Connor Byrne

Is Washington State still a Pac-12 doormat?

It’s too early to make conclusions on the Mike Leach experiment in Pullman, but the Cougars looked awful on offense last Saturday.

Despite all of the preseason hype surrounding the collaboration between Leach, senior quarterback Jeff Tuel and preseason All-American wide receiver Marquess Wilson, Washington State  managed just 6 points along with an astonishing -5 rushing yards in a blowout loss at BYU. The defense was as bad as expected, but the offense really disappointed, looking disjointed and mediocre.

The Cougars are going to continue to let their opponents score at will — the question is whether or not the offense can live up to its billing and lift them out of the cellar they’ve been trapped in for the last decade. Tuel is going to need far better protection from his offensive line, and is going to need at least some sort of running game to keep defenses honest. BYU played the pass on nearly every play, and the Cougars failed to make them pay for it, never even attempting to establish the run, as running back Carl Winston only carried the ball 4 times for 7 yards.

Based on Leach’s history at Texas Tech, the Cougars will likely get their offense figured out. But if they don’t, it’s going to be another season of irrelevancy.

Connor Byrne

Is UCLA’s Brett Hundley the real deal?

His debut for the Bruins in their 49-24 win over Rice last Thursday was probably better than anyone could have expected.

He completed 21-of-28 passes, threw for more than 200 yards. Of his three touchdowns, one came on a 72-yard run — on his first play from scrimmage. How good is Brett Hundley?

To answer that question, however, we’ll have to find out just how bad Rice’s defense is. The Owls, coming off a 4-8 season, gave up more than 460 yards last season. Nebraska will present a much bigger challenge for UCLA this Saturday, when the No. 16 Cornhuskers travel to the Rose Bowl.

With that said, Hundley — the first UCLA quarterback quarterback ever to receive a five-star ranking — gives fans reason to believe in an upset. Last week, the Bruins amassed 646 yards — an impressive number even against an inferior opponent. And Hundley, who was rated by Scout.com as the No. 3 quarterback in the country coming out of Chandler High School, lived up to his billing. It was by no means a perfect performance. The redshirt freshman threw an interception, and the squad failed to score in the third quarter. Nevertheless, the potential is there, and fans in Westwood should remain optimistic.

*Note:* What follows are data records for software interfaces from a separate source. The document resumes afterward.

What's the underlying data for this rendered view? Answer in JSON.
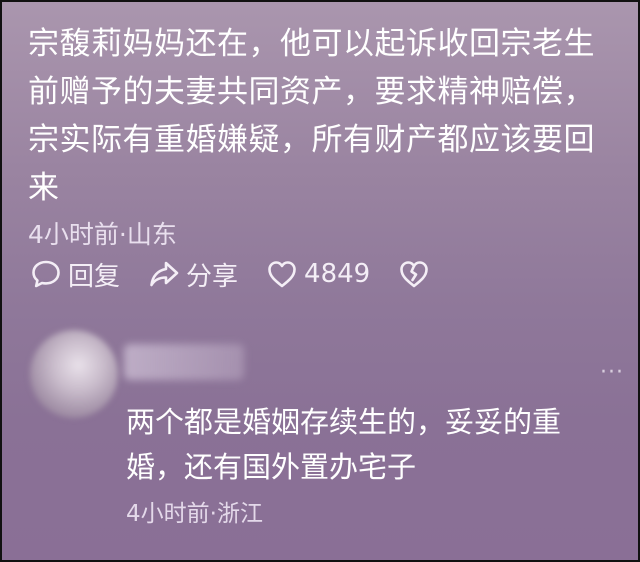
{
  "main_comment": {
    "text": "宗馥莉妈妈还在，他可以起诉收回宗老生前赠予的夫妻共同资产，要求精神赔偿，宗实际有重婚嫌疑，所有财产都应该要回来",
    "meta": "4小时前·山东"
  },
  "actions": {
    "reply_label": "回复",
    "share_label": "分享",
    "like_count": "4849",
    "reply_icon": "speech-bubble-icon",
    "share_icon": "share-arrow-icon",
    "like_icon": "heart-icon",
    "dislike_icon": "broken-heart-icon"
  },
  "reply": {
    "avatar_icon": "avatar",
    "more_label": "···",
    "text": "两个都是婚姻存续生的，妥妥的重婚，还有国外置办宅子",
    "meta": "4小时前·浙江"
  },
  "colors": {
    "background_top": "#aa96ae",
    "background_bottom": "#8a6f96",
    "text": "#ffffff",
    "meta": "#e9dfee"
  }
}
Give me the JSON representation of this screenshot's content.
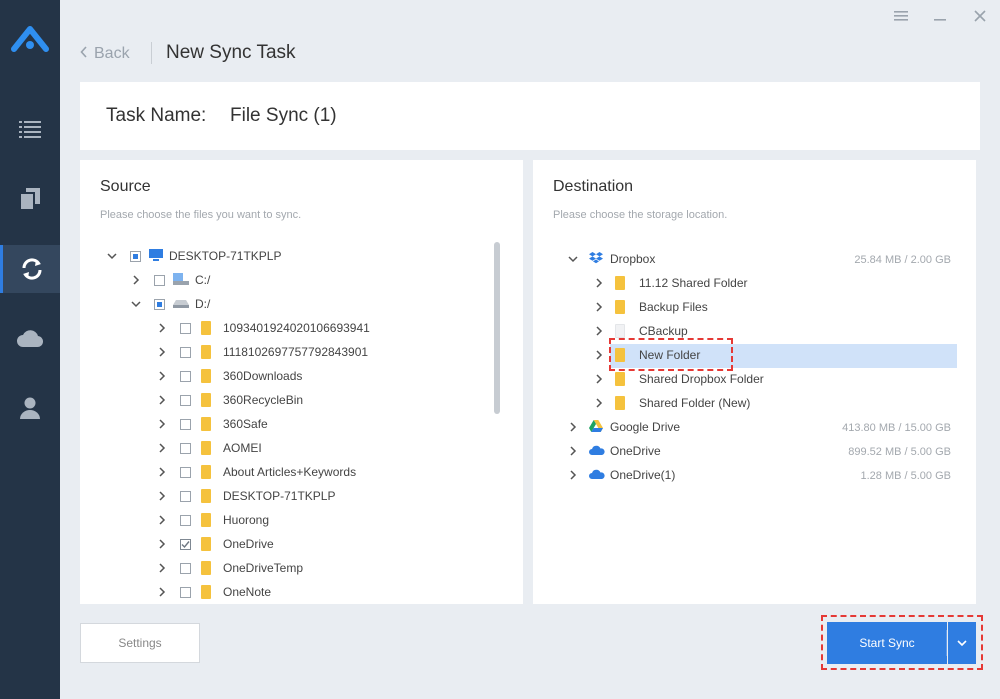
{
  "header": {
    "back_label": "Back",
    "title": "New Sync Task"
  },
  "task": {
    "label": "Task Name:",
    "value": "File Sync (1)"
  },
  "sidebar": {
    "items": [
      {
        "icon": "list-icon"
      },
      {
        "icon": "copy-icon"
      },
      {
        "icon": "sync-icon",
        "active": true
      },
      {
        "icon": "cloud-icon"
      },
      {
        "icon": "user-icon"
      }
    ]
  },
  "source": {
    "title": "Source",
    "subtitle": "Please choose the files you want to sync.",
    "root": "DESKTOP-71TKPLP",
    "drive_c": "C:/",
    "drive_d": "D:/",
    "folders": [
      "1093401924020106693941",
      "1118102697757792843901",
      "360Downloads",
      "360RecycleBin",
      "360Safe",
      "AOMEI",
      "About Articles+Keywords",
      "DESKTOP-71TKPLP",
      "Huorong",
      "OneDrive",
      "OneDriveTemp",
      "OneNote"
    ]
  },
  "destination": {
    "title": "Destination",
    "subtitle": "Please choose the storage location.",
    "dropbox": {
      "name": "Dropbox",
      "size": "25.84 MB / 2.00 GB"
    },
    "dropbox_folders": [
      "11.12 Shared Folder",
      "Backup Files",
      "CBackup",
      "New Folder",
      "Shared Dropbox Folder",
      "Shared Folder (New)"
    ],
    "google_drive": {
      "name": "Google Drive",
      "size": "413.80 MB / 15.00 GB"
    },
    "onedrive": {
      "name": "OneDrive",
      "size": "899.52 MB / 5.00 GB"
    },
    "onedrive1": {
      "name": "OneDrive(1)",
      "size": "1.28 MB / 5.00 GB"
    }
  },
  "footer": {
    "settings_label": "Settings",
    "start_label": "Start Sync"
  },
  "colors": {
    "accent": "#2f7de1",
    "sidebar": "#243447",
    "highlight": "#e53935"
  }
}
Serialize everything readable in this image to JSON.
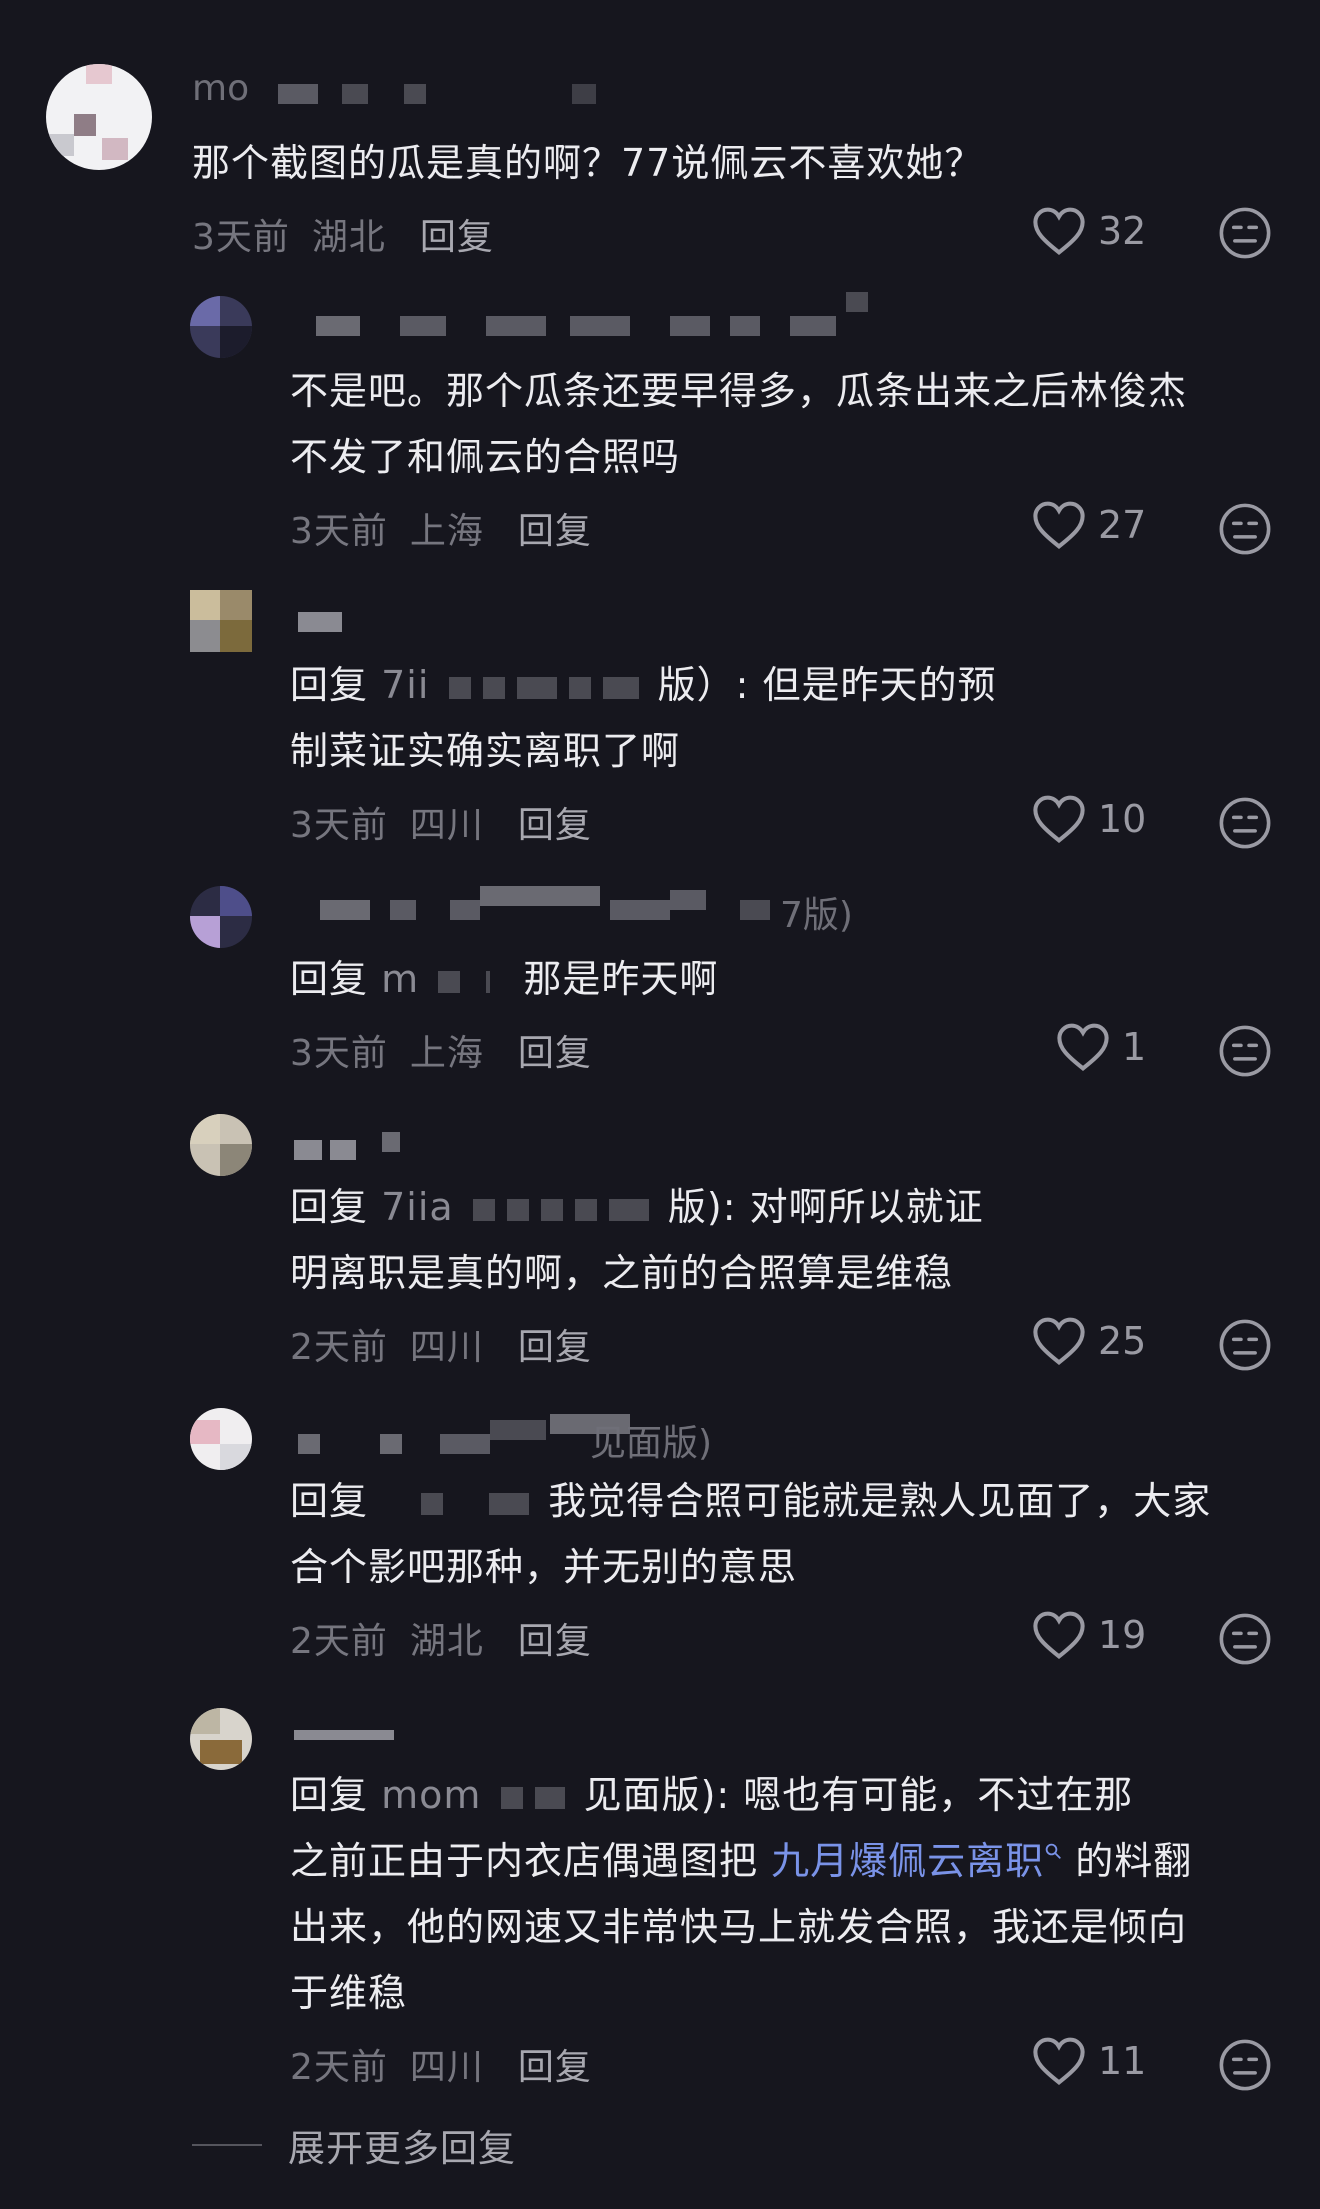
{
  "top_comment": {
    "username": "mo",
    "text": "那个截图的瓜是真的啊？77说佩云不喜欢她？",
    "time": "3天前",
    "location": "湖北",
    "reply_label": "回复",
    "likes": "32"
  },
  "replies": [
    {
      "text": "不是吧。那个瓜条还要早得多，瓜条出来之后林俊杰",
      "text2": "不发了和佩云的合照吗",
      "time": "3天前",
      "location": "上海",
      "reply_label": "回复",
      "likes": "27"
    },
    {
      "prefix": "回复",
      "at": "7ii",
      "tail": "版）: 但是昨天的预",
      "text2": "制菜证实确实离职了啊",
      "time": "3天前",
      "location": "四川",
      "reply_label": "回复",
      "likes": "10"
    },
    {
      "name_tail": "7版)",
      "prefix": "回复",
      "at": "m",
      "tail": "那是昨天啊",
      "time": "3天前",
      "location": "上海",
      "reply_label": "回复",
      "likes": "1"
    },
    {
      "prefix": "回复",
      "at": "7iia",
      "tail": "版): 对啊所以就证",
      "text2": "明离职是真的啊，之前的合照算是维稳",
      "time": "2天前",
      "location": "四川",
      "reply_label": "回复",
      "likes": "25"
    },
    {
      "name_tail": "见面版)",
      "prefix": "回复",
      "tail": "我觉得合照可能就是熟人见面了，大家",
      "text2": "合个影吧那种，并无别的意思",
      "time": "2天前",
      "location": "湖北",
      "reply_label": "回复",
      "likes": "19"
    },
    {
      "prefix": "回复",
      "at": "mom",
      "tail": "见面版): 嗯也有可能，不过在那",
      "text2_a": "之前正由于内衣店偶遇图把",
      "link": "九月爆佩云离职",
      "text2_b": "的料翻",
      "text3": "出来，他的网速又非常快马上就发合照，我还是倾向",
      "text4": "于维稳",
      "time": "2天前",
      "location": "四川",
      "reply_label": "回复",
      "likes": "11"
    }
  ],
  "expand_more": "展开更多回复",
  "colors": {
    "background": "#16161e",
    "link": "#7a93e8",
    "meta": "#76767f"
  },
  "icons": {
    "like": "heart-outline-icon",
    "react": "neutral-face-icon",
    "search": "search-icon"
  }
}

Jonathan Kuperberg

Connor Byrne and Jonathan Kuperberg cover football. Contact them at [email protected] and [email protected].